TASK TO CARRY OUT
All lines in the data that hold the word "title" need copying.

SOURCE INFORMATION
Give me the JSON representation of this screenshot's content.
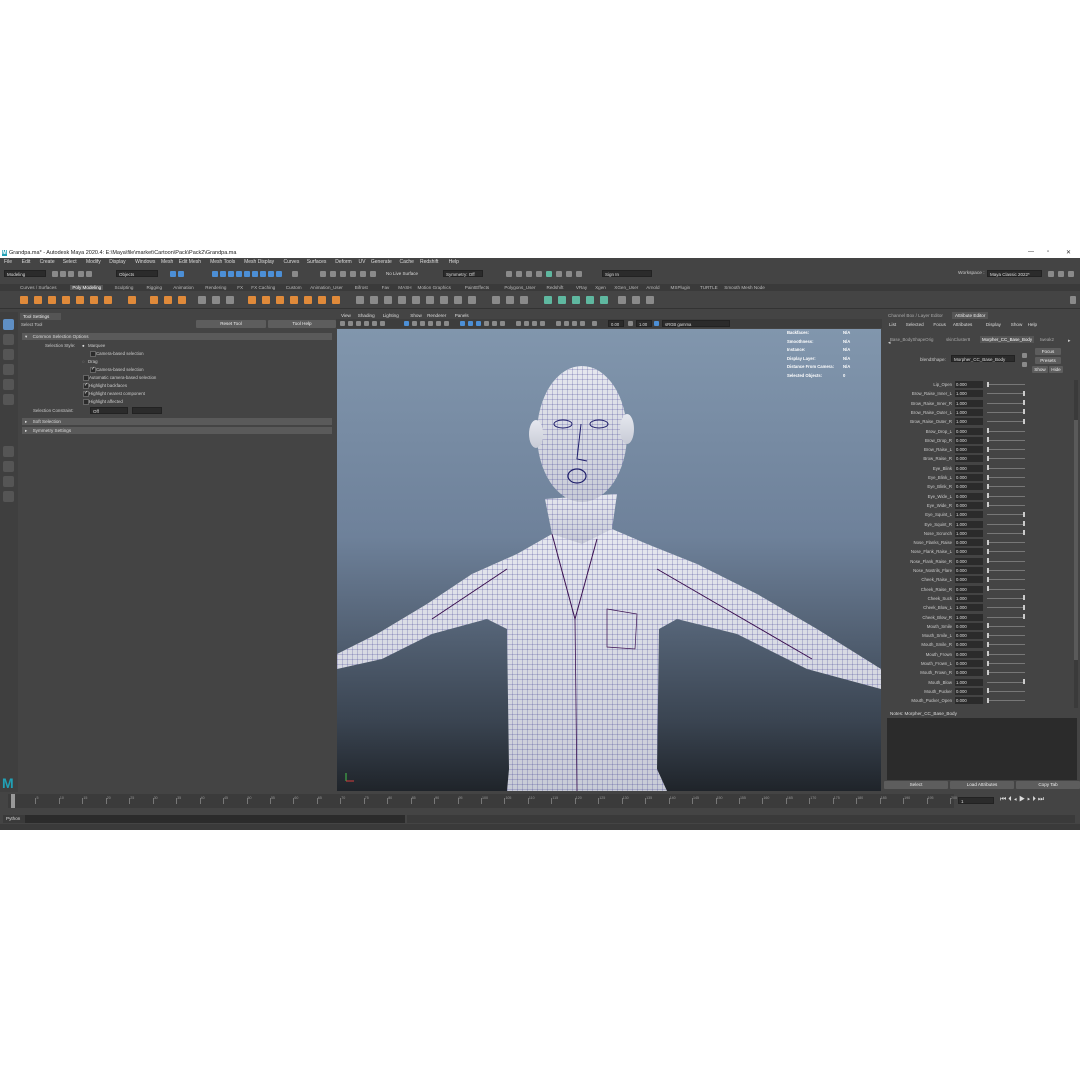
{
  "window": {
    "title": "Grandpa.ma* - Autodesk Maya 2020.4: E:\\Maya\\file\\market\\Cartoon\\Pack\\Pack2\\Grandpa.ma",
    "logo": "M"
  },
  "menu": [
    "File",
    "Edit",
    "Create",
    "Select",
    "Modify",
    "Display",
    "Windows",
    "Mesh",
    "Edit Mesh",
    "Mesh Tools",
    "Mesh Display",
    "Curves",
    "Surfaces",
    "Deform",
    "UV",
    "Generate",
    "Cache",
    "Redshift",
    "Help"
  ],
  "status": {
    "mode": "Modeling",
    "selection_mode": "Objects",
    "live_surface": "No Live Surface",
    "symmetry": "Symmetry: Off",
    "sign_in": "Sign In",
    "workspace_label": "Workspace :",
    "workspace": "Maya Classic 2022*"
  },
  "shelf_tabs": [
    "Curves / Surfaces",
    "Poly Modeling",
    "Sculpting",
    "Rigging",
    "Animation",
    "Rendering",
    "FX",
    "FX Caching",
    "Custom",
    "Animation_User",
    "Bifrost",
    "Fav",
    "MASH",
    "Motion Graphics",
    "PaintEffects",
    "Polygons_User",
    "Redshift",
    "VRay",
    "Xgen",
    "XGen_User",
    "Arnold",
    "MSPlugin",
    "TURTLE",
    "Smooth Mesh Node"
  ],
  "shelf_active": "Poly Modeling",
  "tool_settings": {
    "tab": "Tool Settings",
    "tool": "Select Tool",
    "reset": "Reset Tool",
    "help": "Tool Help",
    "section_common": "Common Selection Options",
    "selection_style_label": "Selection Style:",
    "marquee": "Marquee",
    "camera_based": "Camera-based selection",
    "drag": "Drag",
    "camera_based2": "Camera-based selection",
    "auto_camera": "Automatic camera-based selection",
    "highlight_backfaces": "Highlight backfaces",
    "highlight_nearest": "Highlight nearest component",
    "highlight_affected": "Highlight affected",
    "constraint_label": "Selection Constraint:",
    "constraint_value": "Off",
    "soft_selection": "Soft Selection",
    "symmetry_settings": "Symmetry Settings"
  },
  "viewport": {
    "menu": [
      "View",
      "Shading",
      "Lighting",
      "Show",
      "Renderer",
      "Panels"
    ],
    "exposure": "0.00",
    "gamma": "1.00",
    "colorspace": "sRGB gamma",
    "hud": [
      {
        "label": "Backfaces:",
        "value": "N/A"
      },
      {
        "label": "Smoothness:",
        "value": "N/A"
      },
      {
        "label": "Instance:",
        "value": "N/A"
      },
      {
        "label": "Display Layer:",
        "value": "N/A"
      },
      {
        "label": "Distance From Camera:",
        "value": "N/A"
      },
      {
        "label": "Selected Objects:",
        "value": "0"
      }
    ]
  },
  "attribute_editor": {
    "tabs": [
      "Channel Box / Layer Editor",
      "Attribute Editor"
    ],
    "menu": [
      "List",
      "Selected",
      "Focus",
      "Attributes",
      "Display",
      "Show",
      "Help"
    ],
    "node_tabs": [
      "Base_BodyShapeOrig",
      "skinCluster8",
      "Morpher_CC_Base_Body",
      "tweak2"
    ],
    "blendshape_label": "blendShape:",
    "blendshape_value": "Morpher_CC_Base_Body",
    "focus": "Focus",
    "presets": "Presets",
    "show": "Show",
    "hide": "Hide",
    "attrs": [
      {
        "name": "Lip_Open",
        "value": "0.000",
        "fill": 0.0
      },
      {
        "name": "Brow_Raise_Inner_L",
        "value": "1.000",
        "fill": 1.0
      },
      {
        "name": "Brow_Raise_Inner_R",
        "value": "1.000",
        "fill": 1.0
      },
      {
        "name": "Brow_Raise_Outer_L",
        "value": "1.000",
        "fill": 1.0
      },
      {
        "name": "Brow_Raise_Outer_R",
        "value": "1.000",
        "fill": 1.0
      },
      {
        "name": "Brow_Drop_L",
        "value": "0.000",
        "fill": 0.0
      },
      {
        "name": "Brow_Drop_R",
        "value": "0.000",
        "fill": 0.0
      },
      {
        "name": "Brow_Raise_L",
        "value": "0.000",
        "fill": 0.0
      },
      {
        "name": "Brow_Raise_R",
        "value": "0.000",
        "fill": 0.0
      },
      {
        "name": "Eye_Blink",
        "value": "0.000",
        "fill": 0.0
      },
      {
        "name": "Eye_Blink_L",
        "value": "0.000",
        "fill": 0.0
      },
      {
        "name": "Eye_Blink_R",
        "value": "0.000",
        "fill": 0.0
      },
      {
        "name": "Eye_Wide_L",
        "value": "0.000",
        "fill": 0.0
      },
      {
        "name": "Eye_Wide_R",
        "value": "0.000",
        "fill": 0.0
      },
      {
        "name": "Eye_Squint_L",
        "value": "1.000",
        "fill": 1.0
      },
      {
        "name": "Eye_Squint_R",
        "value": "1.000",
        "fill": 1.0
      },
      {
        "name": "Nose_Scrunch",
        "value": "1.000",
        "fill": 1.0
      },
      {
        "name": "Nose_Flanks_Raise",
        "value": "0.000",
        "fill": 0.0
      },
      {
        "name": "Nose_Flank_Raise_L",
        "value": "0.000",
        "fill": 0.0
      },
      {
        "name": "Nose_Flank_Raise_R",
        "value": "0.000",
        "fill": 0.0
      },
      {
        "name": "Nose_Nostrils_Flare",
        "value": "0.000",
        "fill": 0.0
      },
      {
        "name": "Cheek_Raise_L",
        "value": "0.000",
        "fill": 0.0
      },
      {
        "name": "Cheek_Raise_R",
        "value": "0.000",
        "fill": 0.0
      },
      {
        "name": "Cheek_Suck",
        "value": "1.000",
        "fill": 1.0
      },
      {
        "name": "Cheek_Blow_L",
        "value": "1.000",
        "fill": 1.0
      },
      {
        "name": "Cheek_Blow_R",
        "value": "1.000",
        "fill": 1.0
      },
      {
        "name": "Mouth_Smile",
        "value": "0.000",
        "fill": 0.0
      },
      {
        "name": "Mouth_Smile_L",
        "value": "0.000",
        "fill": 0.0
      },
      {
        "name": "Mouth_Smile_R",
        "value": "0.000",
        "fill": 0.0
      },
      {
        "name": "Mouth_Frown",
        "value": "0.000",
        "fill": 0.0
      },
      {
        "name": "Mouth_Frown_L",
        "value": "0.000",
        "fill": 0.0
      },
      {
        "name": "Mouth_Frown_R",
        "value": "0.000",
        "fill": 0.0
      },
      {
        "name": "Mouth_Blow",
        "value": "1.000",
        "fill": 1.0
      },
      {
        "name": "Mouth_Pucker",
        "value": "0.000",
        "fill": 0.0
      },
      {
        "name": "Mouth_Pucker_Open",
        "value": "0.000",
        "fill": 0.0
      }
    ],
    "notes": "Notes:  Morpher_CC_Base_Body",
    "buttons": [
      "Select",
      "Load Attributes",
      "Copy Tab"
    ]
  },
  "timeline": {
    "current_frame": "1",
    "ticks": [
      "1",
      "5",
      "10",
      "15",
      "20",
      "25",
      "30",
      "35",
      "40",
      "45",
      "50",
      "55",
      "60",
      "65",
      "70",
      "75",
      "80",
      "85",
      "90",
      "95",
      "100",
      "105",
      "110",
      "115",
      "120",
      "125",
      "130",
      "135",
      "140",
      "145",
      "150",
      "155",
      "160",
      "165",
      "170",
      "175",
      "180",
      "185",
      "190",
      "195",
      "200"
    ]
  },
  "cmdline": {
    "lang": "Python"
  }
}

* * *

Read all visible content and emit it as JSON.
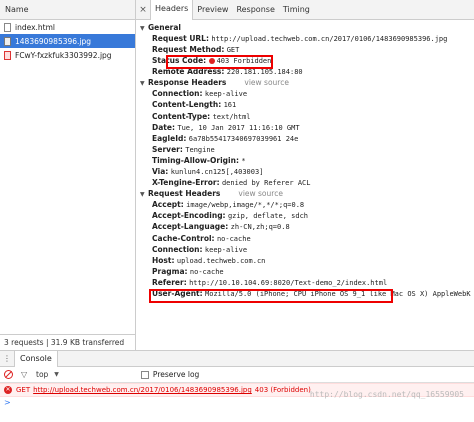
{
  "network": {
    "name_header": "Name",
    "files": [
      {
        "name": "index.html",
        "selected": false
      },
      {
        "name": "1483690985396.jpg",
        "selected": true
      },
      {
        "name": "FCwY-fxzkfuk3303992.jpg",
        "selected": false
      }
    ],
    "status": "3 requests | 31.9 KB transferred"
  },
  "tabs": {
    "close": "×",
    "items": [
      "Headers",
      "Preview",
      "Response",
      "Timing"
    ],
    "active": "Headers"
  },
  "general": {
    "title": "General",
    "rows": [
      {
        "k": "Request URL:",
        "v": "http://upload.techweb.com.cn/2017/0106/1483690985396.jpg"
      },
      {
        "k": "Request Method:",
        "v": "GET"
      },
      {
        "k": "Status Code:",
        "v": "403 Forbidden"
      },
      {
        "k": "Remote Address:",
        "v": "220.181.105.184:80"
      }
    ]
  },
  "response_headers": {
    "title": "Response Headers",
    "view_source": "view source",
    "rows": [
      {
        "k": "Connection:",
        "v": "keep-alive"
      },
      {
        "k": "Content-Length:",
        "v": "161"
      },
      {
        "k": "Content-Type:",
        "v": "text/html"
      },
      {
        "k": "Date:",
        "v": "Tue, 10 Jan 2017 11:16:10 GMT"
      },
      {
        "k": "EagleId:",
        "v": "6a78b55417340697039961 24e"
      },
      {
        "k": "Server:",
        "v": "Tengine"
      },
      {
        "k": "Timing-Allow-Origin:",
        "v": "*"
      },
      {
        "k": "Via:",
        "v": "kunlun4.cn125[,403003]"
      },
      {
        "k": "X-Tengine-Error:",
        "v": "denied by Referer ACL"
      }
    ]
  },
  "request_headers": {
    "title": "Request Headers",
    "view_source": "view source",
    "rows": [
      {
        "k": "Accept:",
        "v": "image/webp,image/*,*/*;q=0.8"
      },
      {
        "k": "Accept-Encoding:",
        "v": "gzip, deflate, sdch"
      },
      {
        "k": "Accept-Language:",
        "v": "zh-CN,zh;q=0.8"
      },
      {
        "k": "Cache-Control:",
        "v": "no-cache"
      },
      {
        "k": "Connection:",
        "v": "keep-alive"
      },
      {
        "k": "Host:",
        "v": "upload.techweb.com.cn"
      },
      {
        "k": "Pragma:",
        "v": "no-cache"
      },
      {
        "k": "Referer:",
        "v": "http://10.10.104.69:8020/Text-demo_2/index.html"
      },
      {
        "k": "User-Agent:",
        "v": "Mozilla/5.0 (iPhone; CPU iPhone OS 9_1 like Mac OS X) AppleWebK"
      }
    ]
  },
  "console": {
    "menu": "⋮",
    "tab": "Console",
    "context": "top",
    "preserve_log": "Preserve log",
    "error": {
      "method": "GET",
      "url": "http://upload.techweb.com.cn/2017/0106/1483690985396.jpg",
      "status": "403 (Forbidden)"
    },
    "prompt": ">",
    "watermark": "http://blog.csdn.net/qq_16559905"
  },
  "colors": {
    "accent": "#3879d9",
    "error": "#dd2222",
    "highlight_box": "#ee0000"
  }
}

RESPONSE TO THE TASK
    "title": "Grandpa.ma* - Autodesk Maya 2020.4: E:\\Maya\\file\\market\\Cartoon\\Pack\\Pack2\\Grandpa.ma",
    "title": "General",
    "title": "Response Headers",
    "title": "Request Headers",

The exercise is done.